According to Veterinary Pet Insurance (VPI), dog and cat owners spend much more money fixing problems in their pet’s mouth than they do preventing them.
According to dvm360:
VPI policyholders spent more than $4.6 million in 2010 on fixing dental conditions, compared to $1.9 million for preventative care, the company reports. Dental conditions are the 10th most common type of claim submitted, the company adds.
The average insurance claim for a dental cleaning in 2010 was $180, while the average cost to fix a dental problem was $230.
Periodontal disease in pets was the number one reason for claims in 2010, and abscesses were number two.
Estimates are almost 70 percent of cats and 80 percent of dogs three years of age and older have oral disease, typically involving the gums.
Small breed dogs are more prone to gum disease because they have a lot of teeth crowded into a small space, making cleaning more difficult. But the alarming statistics show poor dental hygiene is a problem affecting every breed, mixed breeds, and kitties as well.
Tooth extraction was at the top of the list of surgeries performed on cats and dogs in 2009, coming in as the number one reason for surgery on cats and the number three reason for dogs.
By the time your pet needs a tooth pulled, significant oral disease is present which may or may not be confined to her mouth.
From Plaque Buildup to Bad Gums to Heart Disease
When plaque isn’t removed from your pet’s teeth, it collects there and around the gum line and within a few days hardens into tartar.
Tartar sticks to the teeth and also irritates the gums. Irritated gums become inflamed – a condition known as gingivitis. If your pet has gingivitis, the gums will be red rather than pink and his breath may be noticeably unpleasant.
If the tartar isn’t removed, it will build up under the gums, eventually causing them to pull away from the teeth. This creates small pockets in the gum tissue which become repositories for additional bacteria.
At this stage, your pet has developed an irreversible condition, periodontal disease, which causes considerable pain and can result in abscesses, infections, loose teeth and bone loss.
How quickly this process takes place in your pet’s mouth depends on a number of factors, including:
The frequency and quality of dental care received
Studies point to a definite link between gum disease and heart disease in humans and dogs (studies on cats are sparse, but it’s reasonable to assume a similar link exists for felines).
When periodontal disease is present, the surface of the gums is weakened. The breakdown of gum tissue allows mouth bacteria to invade your pet’s bloodstream and travel throughout her body. If her immune system doesn’t kill off the circulating bacteria, it can reach the heart and infect it. Studies have shown that oral bacteria, once launched into the bloodstream, seem able to fight off attacks by the immune system.
A Purdue University study points to a strong correlation in canines between gum degeneration and endocarditis, which is an inflammatory condition (infection) of the valves or inner lining of the heart.
Researchers also suspect certain strains of oral bacteria may lead to heart problems.
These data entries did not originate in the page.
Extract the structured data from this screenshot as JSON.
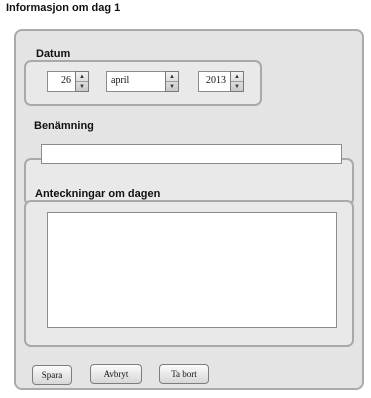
{
  "window": {
    "title": "Informasjon om dag 1"
  },
  "datum": {
    "label": "Datum",
    "day": "26",
    "month": "april",
    "year": "2013"
  },
  "benamning": {
    "label": "Benämning",
    "value": ""
  },
  "anteckningar": {
    "label": "Anteckningar om dagen",
    "value": ""
  },
  "buttons": {
    "save": "Spara",
    "cancel": "Avbryt",
    "delete": "Ta bort"
  },
  "icons": {
    "spinner_up": "up-arrow-icon",
    "spinner_down": "down-arrow-icon"
  }
}
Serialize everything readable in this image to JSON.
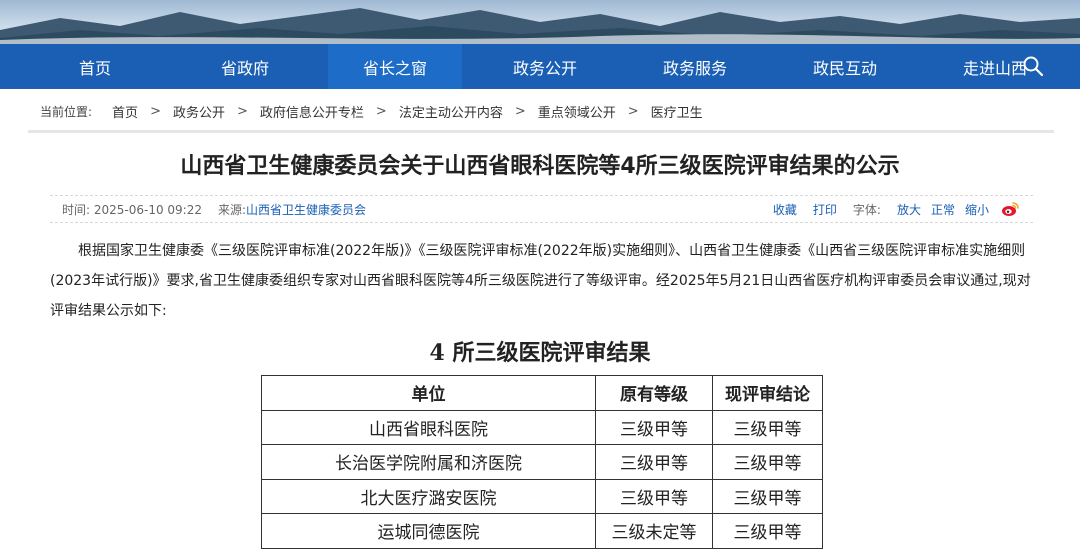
{
  "nav": {
    "items": [
      "首页",
      "省政府",
      "省长之窗",
      "政务公开",
      "政务服务",
      "政民互动",
      "走进山西"
    ],
    "active_index": 2
  },
  "breadcrumb": {
    "label": "当前位置:",
    "items": [
      "首页",
      "政务公开",
      "政府信息公开专栏",
      "法定主动公开内容",
      "重点领域公开",
      "医疗卫生"
    ],
    "separator": ">"
  },
  "article": {
    "title": "山西省卫生健康委员会关于山西省眼科医院等4所三级医院评审结果的公示",
    "time": "时间: 2025-06-10 09:22",
    "source_label": "来源:",
    "source": "山西省卫生健康委员会",
    "tools": {
      "favorite": "收藏",
      "print": "打印",
      "font_label": "字体:",
      "font_large": "放大",
      "font_normal": "正常",
      "font_small": "缩小"
    },
    "body": "根据国家卫生健康委《三级医院评审标准(2022年版)》《三级医院评审标准(2022年版)实施细则》、山西省卫生健康委《山西省三级医院评审标准实施细则(2023年试行版)》要求,省卫生健康委组织专家对山西省眼科医院等4所三级医院进行了等级评审。经2025年5月21日山西省医疗机构评审委员会审议通过,现对评审结果公示如下:"
  },
  "results_table": {
    "title": "4 所三级医院评审结果",
    "headers": [
      "单位",
      "原有等级",
      "现评审结论"
    ],
    "rows": [
      [
        "山西省眼科医院",
        "三级甲等",
        "三级甲等"
      ],
      [
        "长治医学院附属和济医院",
        "三级甲等",
        "三级甲等"
      ],
      [
        "北大医疗潞安医院",
        "三级甲等",
        "三级甲等"
      ],
      [
        "运城同德医院",
        "三级未定等",
        "三级甲等"
      ]
    ]
  },
  "icons": [
    "search-icon",
    "weibo-icon"
  ],
  "colors": {
    "nav_bg": "#1a5fb4",
    "nav_active": "#1d6cc8",
    "link": "#1a5fb4"
  }
}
Some types of bacteria found in the mouths of dogs produce sticky proteins which can adhere to artery walls, causing them to thicken.
Mouth bacteria are also known to promote the formation of blood clots which can damage the heart.
Five Crucial Steps to Keeping Your Pet’s Mouth Healthy
Feed a species appropriate, preferably raw diet. Giving your dog or cat the food her body was designed to eat sets the stage for vibrant good health. When your pet gnaws on raw meat, in particular, it acts as a kind of natural toothbrush. This is especially important for kitties, since they don’t enjoy chew bones like their canine counterparts do.
If your pet is a dog, offer a fully digestible, high quality dental dog chew like Mercola Healthy Pets Dog Dental Bones or theMercola Gentle Dental Bone to help control plaque and tartar on his teeth. The effect is similar to chewing raw bones, but safer for powerful chewers or dogs that have had restorative dental work done, and can’t chew raw bones.
Brush your pet’s teeth, preferably every day. If every day is too tall an order, commit to do it several times a week. If you’ve never tried brushing those canine or feline choppers -- or you’re not having much luck when you try -- view these instructional videos onhow to brush your cat’s or dog’s teeth. A little time, patience and persistence can reap tremendous rewards in terms of your pet’s well-being and healthcare costs.
Perform routine mouth inspections. Your pet should allow you to open his mouth, look inside, and feel around for loose teeth or unusual lumps or bumps on the tongue, under the tongue, along the gum line and on the roof of his mouth. After you do this a few times, you’ll become sensitive to any changes that might occur from one inspection to the next. You should also make note of any differences in the smell of your pet’s breath that aren’t diet-related.
Arrange for regular oral exams performed by your veterinarian. He or she will alert you to any existing or potential problems in your pet’s mouth, and recommend professional teeth cleaning under anesthesia, if necessary.